That unease has not gone unnoticed by leaders of the Church of Jesus Christ of Latter-day Saints, who are mindful that church pioneers were driven from this area more than 150 years ago. The church builds most temples in areas with a predominantly Mormon population, and church officials are urging Mormon tourists and transplants alike to respect the differences with local residents.
"I worry more about having the people who come being properly cognizant and tolerant of the people who own this town. I want our folks, as they move in, to support these people in their own lifestyles," said R.J. Snow, director of the church-backed Nauvoo Restoration Inc.
Some parts downplayed
Snow said that includes recognizing there are congregations of five other faiths in Nauvoo and that most residents don't adhere to strict Mormon conduct rules including prohibitions on using alcohol, nicotine and caffeine. Although Mormons founded the town, he said they cannot expect to return and find an enclave run by church doctrine.
And although the church is well-known for its efforts to convert new members, Snow said, that will be downplayed here.
Mormons came to Nauvoo in the late 1830s. However, neighbors soon became distrustful of the new sect. That led to quarrels that ended with the shooting death of Smith and additional violence that forced most Mormons to head west in 1846, eventually founding Salt Lake City.
Their abandoned temple was destroyed by fire and storms within two years.

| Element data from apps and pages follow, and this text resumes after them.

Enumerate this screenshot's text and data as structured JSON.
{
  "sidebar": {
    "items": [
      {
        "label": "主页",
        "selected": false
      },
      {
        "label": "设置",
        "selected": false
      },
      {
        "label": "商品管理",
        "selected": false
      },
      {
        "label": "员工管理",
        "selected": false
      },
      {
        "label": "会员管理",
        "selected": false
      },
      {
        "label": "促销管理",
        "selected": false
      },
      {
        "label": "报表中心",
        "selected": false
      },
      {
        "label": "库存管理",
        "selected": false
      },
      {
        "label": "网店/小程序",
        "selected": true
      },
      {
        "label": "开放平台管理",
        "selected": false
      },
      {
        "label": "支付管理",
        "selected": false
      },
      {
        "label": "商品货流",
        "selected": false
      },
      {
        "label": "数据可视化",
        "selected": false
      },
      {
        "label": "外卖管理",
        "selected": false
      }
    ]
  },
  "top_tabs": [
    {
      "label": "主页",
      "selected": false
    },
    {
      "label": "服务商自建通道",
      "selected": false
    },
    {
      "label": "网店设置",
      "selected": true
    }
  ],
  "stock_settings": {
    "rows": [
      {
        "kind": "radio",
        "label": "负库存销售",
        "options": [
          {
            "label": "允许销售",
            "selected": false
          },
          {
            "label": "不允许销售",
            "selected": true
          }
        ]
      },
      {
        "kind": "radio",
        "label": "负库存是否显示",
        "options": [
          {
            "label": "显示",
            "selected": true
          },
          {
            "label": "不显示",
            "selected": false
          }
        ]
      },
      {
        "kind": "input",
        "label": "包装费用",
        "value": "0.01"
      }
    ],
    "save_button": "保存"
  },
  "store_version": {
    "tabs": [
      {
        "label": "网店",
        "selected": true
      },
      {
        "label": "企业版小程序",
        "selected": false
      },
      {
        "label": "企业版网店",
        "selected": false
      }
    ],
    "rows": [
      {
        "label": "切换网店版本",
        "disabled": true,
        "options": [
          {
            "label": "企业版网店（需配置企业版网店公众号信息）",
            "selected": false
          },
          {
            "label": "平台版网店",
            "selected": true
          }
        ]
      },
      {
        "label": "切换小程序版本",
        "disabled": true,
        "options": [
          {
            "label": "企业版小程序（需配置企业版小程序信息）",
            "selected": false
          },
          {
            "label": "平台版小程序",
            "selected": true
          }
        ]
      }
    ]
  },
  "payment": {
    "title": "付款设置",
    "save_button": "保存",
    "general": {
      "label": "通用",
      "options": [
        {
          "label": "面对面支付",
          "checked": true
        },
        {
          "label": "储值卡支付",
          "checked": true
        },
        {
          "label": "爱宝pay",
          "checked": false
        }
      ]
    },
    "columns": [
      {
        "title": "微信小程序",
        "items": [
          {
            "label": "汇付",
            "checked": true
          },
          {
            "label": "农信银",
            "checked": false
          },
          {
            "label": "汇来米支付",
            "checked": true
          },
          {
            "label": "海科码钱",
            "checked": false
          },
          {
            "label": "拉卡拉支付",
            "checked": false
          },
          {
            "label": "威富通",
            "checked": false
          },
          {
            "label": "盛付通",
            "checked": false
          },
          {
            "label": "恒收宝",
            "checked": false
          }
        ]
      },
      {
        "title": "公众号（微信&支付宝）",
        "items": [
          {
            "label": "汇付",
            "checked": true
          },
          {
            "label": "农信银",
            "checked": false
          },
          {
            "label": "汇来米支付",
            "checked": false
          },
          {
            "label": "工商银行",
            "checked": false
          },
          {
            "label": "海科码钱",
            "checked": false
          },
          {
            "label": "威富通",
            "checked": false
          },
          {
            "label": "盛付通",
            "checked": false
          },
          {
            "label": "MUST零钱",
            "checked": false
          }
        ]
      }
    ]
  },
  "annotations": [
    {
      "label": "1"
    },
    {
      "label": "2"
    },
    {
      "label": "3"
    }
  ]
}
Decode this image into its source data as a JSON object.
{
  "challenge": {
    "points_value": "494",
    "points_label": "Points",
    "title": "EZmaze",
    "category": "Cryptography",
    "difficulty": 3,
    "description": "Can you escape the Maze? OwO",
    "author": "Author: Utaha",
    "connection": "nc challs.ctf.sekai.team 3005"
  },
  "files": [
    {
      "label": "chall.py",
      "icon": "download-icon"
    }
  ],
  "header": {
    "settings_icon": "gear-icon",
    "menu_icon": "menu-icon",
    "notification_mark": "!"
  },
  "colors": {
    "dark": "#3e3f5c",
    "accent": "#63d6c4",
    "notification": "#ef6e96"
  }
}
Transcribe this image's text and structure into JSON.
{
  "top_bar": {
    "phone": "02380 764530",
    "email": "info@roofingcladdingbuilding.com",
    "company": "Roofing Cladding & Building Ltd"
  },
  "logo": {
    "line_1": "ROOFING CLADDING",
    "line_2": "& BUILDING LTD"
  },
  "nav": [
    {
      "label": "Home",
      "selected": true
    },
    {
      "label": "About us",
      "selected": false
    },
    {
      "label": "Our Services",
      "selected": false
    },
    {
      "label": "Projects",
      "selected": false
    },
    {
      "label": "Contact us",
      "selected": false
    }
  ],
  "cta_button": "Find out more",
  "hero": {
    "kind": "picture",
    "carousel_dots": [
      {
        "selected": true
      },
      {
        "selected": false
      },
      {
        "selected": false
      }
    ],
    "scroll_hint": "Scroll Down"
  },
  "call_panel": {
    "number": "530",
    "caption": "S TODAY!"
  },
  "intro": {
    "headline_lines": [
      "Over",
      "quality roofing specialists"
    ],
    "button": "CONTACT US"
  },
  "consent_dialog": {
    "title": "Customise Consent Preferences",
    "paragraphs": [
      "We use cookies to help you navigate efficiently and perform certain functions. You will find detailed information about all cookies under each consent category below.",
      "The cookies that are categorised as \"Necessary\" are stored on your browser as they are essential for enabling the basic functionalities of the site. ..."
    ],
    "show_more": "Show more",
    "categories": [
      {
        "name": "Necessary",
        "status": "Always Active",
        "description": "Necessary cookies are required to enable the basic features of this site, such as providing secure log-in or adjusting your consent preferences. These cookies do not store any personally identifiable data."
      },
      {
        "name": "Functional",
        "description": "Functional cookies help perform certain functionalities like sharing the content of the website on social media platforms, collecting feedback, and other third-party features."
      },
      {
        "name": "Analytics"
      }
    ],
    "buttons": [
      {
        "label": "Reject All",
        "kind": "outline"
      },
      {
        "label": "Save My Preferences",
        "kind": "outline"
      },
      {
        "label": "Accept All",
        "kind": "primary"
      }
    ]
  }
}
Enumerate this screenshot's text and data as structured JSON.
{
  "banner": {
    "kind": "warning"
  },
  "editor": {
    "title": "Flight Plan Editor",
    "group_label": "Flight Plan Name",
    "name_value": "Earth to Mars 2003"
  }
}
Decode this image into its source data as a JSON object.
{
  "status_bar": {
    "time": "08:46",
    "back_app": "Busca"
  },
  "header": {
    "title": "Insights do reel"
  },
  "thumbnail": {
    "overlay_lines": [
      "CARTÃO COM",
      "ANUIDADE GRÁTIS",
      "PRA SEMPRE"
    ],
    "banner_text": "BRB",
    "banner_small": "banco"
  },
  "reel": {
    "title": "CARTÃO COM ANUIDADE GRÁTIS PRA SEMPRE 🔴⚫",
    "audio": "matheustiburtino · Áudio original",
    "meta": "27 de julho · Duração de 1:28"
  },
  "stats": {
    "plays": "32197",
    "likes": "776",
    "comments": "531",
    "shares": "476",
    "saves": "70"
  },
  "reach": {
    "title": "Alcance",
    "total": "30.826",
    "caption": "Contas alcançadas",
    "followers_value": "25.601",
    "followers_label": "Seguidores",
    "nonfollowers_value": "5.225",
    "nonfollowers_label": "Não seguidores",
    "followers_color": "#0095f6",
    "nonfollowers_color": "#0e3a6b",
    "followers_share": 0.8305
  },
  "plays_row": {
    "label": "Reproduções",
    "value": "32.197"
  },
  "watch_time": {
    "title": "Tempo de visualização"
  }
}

Temple reconstruction began in October 1999 and was completed in April. An open house that began earlier this month is expected to draw 350,000 Mormon and non-Mormon visitors before it ends June 22.